** PROBLEM TO WORK ON **
Scan the entries for the string "name" and give the number of lines that have it, nothing further.

***** RECORDS TO PROCESS

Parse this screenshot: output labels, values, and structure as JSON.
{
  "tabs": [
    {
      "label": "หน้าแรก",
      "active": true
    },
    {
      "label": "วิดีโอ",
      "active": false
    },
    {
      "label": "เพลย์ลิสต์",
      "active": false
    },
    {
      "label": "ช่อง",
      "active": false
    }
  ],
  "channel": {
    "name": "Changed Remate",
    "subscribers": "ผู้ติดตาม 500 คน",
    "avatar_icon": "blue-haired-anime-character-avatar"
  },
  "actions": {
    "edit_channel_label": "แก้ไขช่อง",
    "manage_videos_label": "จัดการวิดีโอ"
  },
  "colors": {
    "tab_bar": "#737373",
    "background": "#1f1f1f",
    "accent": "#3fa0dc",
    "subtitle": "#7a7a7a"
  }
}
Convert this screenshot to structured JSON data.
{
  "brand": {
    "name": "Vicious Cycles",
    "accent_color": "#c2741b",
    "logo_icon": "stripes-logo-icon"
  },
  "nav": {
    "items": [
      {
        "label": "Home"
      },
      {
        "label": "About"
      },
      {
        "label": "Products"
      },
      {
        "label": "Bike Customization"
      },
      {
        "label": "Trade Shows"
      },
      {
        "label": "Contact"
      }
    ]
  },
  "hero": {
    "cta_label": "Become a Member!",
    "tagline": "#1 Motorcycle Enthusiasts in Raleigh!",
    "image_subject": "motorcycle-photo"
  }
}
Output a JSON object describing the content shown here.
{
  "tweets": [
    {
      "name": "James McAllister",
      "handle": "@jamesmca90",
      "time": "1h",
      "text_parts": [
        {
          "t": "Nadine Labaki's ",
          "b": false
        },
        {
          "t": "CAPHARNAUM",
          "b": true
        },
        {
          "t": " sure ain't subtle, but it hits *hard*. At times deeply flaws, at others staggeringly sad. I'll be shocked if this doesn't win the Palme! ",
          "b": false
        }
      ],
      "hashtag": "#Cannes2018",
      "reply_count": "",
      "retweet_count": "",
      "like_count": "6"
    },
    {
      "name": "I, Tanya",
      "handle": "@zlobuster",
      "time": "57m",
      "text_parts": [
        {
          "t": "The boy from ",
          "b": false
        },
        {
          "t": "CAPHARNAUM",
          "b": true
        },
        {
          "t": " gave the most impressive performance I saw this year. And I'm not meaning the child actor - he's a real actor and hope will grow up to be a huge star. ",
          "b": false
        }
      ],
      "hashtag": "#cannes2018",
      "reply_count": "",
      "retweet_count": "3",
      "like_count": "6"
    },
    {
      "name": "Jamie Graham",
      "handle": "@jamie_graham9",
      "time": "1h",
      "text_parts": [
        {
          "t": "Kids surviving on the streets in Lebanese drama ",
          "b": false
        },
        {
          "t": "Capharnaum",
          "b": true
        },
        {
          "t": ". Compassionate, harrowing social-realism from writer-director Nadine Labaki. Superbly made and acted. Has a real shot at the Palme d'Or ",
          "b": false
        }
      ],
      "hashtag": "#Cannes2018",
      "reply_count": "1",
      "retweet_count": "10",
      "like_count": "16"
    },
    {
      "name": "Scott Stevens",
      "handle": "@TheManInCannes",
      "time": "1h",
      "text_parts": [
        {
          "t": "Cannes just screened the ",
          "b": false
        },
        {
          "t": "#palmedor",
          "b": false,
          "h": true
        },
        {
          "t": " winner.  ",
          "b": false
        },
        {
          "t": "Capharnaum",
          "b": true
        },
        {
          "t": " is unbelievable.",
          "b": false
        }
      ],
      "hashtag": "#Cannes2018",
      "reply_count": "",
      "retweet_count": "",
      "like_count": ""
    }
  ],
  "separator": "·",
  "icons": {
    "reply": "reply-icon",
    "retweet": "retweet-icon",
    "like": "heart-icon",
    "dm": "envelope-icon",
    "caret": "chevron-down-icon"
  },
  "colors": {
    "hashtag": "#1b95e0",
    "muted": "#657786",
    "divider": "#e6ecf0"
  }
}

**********

** EXPECTED ANSWER **
6